RECORDS SUPPLIED
┌──

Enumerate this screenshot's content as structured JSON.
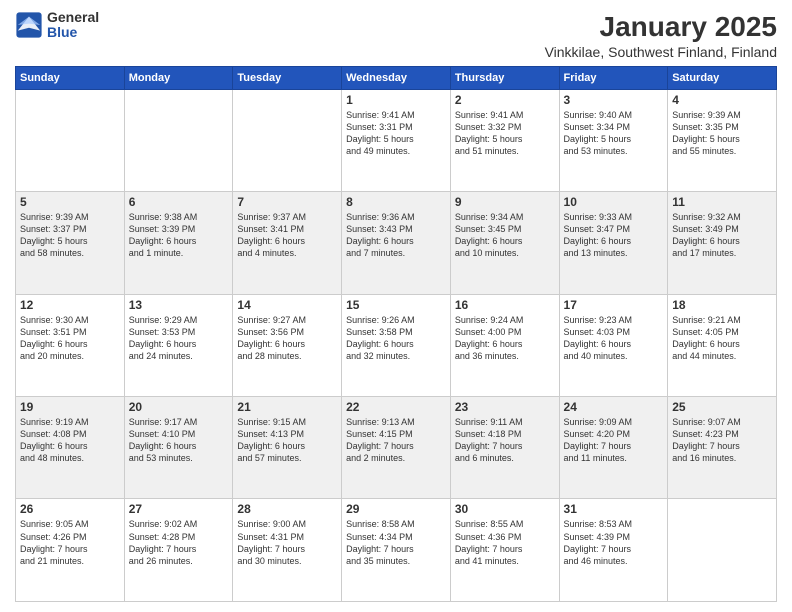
{
  "header": {
    "logo_general": "General",
    "logo_blue": "Blue",
    "title": "January 2025",
    "subtitle": "Vinkkilae, Southwest Finland, Finland"
  },
  "days_of_week": [
    "Sunday",
    "Monday",
    "Tuesday",
    "Wednesday",
    "Thursday",
    "Friday",
    "Saturday"
  ],
  "weeks": [
    [
      {
        "day": "",
        "info": ""
      },
      {
        "day": "",
        "info": ""
      },
      {
        "day": "",
        "info": ""
      },
      {
        "day": "1",
        "info": "Sunrise: 9:41 AM\nSunset: 3:31 PM\nDaylight: 5 hours\nand 49 minutes."
      },
      {
        "day": "2",
        "info": "Sunrise: 9:41 AM\nSunset: 3:32 PM\nDaylight: 5 hours\nand 51 minutes."
      },
      {
        "day": "3",
        "info": "Sunrise: 9:40 AM\nSunset: 3:34 PM\nDaylight: 5 hours\nand 53 minutes."
      },
      {
        "day": "4",
        "info": "Sunrise: 9:39 AM\nSunset: 3:35 PM\nDaylight: 5 hours\nand 55 minutes."
      }
    ],
    [
      {
        "day": "5",
        "info": "Sunrise: 9:39 AM\nSunset: 3:37 PM\nDaylight: 5 hours\nand 58 minutes."
      },
      {
        "day": "6",
        "info": "Sunrise: 9:38 AM\nSunset: 3:39 PM\nDaylight: 6 hours\nand 1 minute."
      },
      {
        "day": "7",
        "info": "Sunrise: 9:37 AM\nSunset: 3:41 PM\nDaylight: 6 hours\nand 4 minutes."
      },
      {
        "day": "8",
        "info": "Sunrise: 9:36 AM\nSunset: 3:43 PM\nDaylight: 6 hours\nand 7 minutes."
      },
      {
        "day": "9",
        "info": "Sunrise: 9:34 AM\nSunset: 3:45 PM\nDaylight: 6 hours\nand 10 minutes."
      },
      {
        "day": "10",
        "info": "Sunrise: 9:33 AM\nSunset: 3:47 PM\nDaylight: 6 hours\nand 13 minutes."
      },
      {
        "day": "11",
        "info": "Sunrise: 9:32 AM\nSunset: 3:49 PM\nDaylight: 6 hours\nand 17 minutes."
      }
    ],
    [
      {
        "day": "12",
        "info": "Sunrise: 9:30 AM\nSunset: 3:51 PM\nDaylight: 6 hours\nand 20 minutes."
      },
      {
        "day": "13",
        "info": "Sunrise: 9:29 AM\nSunset: 3:53 PM\nDaylight: 6 hours\nand 24 minutes."
      },
      {
        "day": "14",
        "info": "Sunrise: 9:27 AM\nSunset: 3:56 PM\nDaylight: 6 hours\nand 28 minutes."
      },
      {
        "day": "15",
        "info": "Sunrise: 9:26 AM\nSunset: 3:58 PM\nDaylight: 6 hours\nand 32 minutes."
      },
      {
        "day": "16",
        "info": "Sunrise: 9:24 AM\nSunset: 4:00 PM\nDaylight: 6 hours\nand 36 minutes."
      },
      {
        "day": "17",
        "info": "Sunrise: 9:23 AM\nSunset: 4:03 PM\nDaylight: 6 hours\nand 40 minutes."
      },
      {
        "day": "18",
        "info": "Sunrise: 9:21 AM\nSunset: 4:05 PM\nDaylight: 6 hours\nand 44 minutes."
      }
    ],
    [
      {
        "day": "19",
        "info": "Sunrise: 9:19 AM\nSunset: 4:08 PM\nDaylight: 6 hours\nand 48 minutes."
      },
      {
        "day": "20",
        "info": "Sunrise: 9:17 AM\nSunset: 4:10 PM\nDaylight: 6 hours\nand 53 minutes."
      },
      {
        "day": "21",
        "info": "Sunrise: 9:15 AM\nSunset: 4:13 PM\nDaylight: 6 hours\nand 57 minutes."
      },
      {
        "day": "22",
        "info": "Sunrise: 9:13 AM\nSunset: 4:15 PM\nDaylight: 7 hours\nand 2 minutes."
      },
      {
        "day": "23",
        "info": "Sunrise: 9:11 AM\nSunset: 4:18 PM\nDaylight: 7 hours\nand 6 minutes."
      },
      {
        "day": "24",
        "info": "Sunrise: 9:09 AM\nSunset: 4:20 PM\nDaylight: 7 hours\nand 11 minutes."
      },
      {
        "day": "25",
        "info": "Sunrise: 9:07 AM\nSunset: 4:23 PM\nDaylight: 7 hours\nand 16 minutes."
      }
    ],
    [
      {
        "day": "26",
        "info": "Sunrise: 9:05 AM\nSunset: 4:26 PM\nDaylight: 7 hours\nand 21 minutes."
      },
      {
        "day": "27",
        "info": "Sunrise: 9:02 AM\nSunset: 4:28 PM\nDaylight: 7 hours\nand 26 minutes."
      },
      {
        "day": "28",
        "info": "Sunrise: 9:00 AM\nSunset: 4:31 PM\nDaylight: 7 hours\nand 30 minutes."
      },
      {
        "day": "29",
        "info": "Sunrise: 8:58 AM\nSunset: 4:34 PM\nDaylight: 7 hours\nand 35 minutes."
      },
      {
        "day": "30",
        "info": "Sunrise: 8:55 AM\nSunset: 4:36 PM\nDaylight: 7 hours\nand 41 minutes."
      },
      {
        "day": "31",
        "info": "Sunrise: 8:53 AM\nSunset: 4:39 PM\nDaylight: 7 hours\nand 46 minutes."
      },
      {
        "day": "",
        "info": ""
      }
    ]
  ]
}
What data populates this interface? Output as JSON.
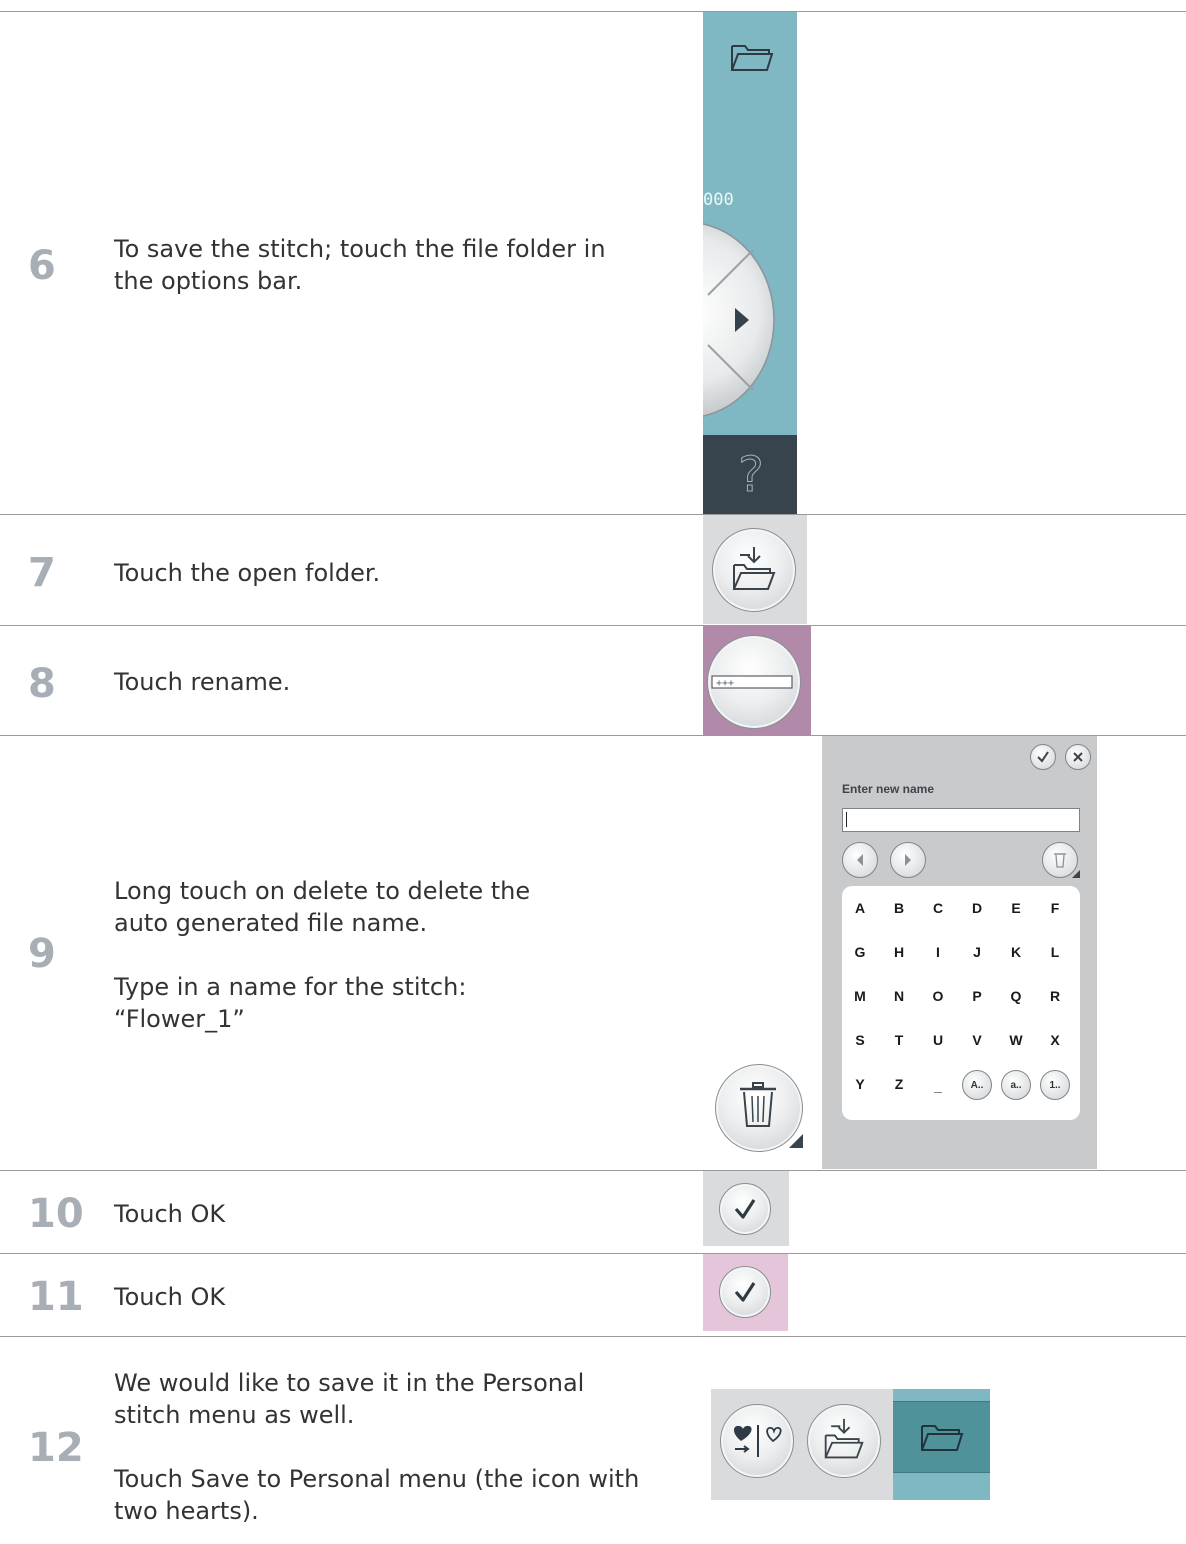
{
  "steps": [
    {
      "number": "6",
      "paragraphs": [
        "To save the stitch; touch the file folder in the options bar."
      ]
    },
    {
      "number": "7",
      "paragraphs": [
        "Touch the open folder."
      ]
    },
    {
      "number": "8",
      "paragraphs": [
        "Touch rename."
      ]
    },
    {
      "number": "9",
      "paragraphs": [
        "Long touch on delete to delete the auto generated file name.",
        "Type in a name for the stitch: “Flower_1”"
      ]
    },
    {
      "number": "10",
      "paragraphs": [
        "Touch OK"
      ]
    },
    {
      "number": "11",
      "paragraphs": [
        "Touch OK"
      ]
    },
    {
      "number": "12",
      "paragraphs": [
        "We would like to save it in the Personal stitch menu as well.",
        "Touch Save to Personal menu (the icon with two hearts)."
      ]
    }
  ],
  "options_bar": {
    "counter_text": "000",
    "help_symbol": "?",
    "icons": [
      "folder-icon",
      "play-arrow-icon",
      "help-icon"
    ]
  },
  "rename_dialog": {
    "label": "Enter new name",
    "input_value": "",
    "keys_rows": [
      [
        "A",
        "B",
        "C",
        "D",
        "E",
        "F"
      ],
      [
        "G",
        "H",
        "I",
        "J",
        "K",
        "L"
      ],
      [
        "M",
        "N",
        "O",
        "P",
        "Q",
        "R"
      ],
      [
        "S",
        "T",
        "U",
        "V",
        "W",
        "X"
      ],
      [
        "Y",
        "Z",
        "_"
      ]
    ],
    "mode_keys": [
      "A..",
      "a..",
      "1.."
    ]
  },
  "colors": {
    "teal": "#7fb8c2",
    "dark_teal": "#4f9299",
    "dark_slate": "#37434d",
    "mauve": "#b08aa8",
    "pink": "#e4c5da",
    "light_gray": "#d9dbdc",
    "dialog_gray": "#c8cacc"
  }
}
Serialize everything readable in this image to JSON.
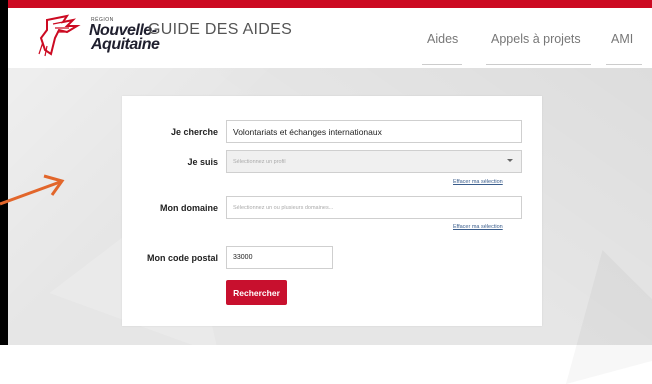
{
  "header": {
    "logo_region": "RÉGION",
    "logo_line1": "Nouvelle-",
    "logo_line2": "Aquitaine",
    "title": "GUIDE DES AIDES",
    "nav": [
      "Aides",
      "Appels à projets",
      "AMI"
    ]
  },
  "form": {
    "search_label": "Je cherche",
    "search_value": "Volontariats et échanges internationaux",
    "profile_label": "Je suis",
    "profile_placeholder": "Sélectionnez un profil",
    "profile_clear": "Effacer ma sélection",
    "domain_label": "Mon domaine",
    "domain_placeholder": "Sélectionnez un ou plusieurs domaines...",
    "domain_clear": "Effacer ma sélection",
    "postal_label": "Mon code postal",
    "postal_value": "33000",
    "submit_label": "Rechercher"
  },
  "colors": {
    "brand_red": "#c8102e",
    "annotation_arrow": "#e2662b"
  }
}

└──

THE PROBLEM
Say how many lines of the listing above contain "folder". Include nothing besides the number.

TASK ANSWER
3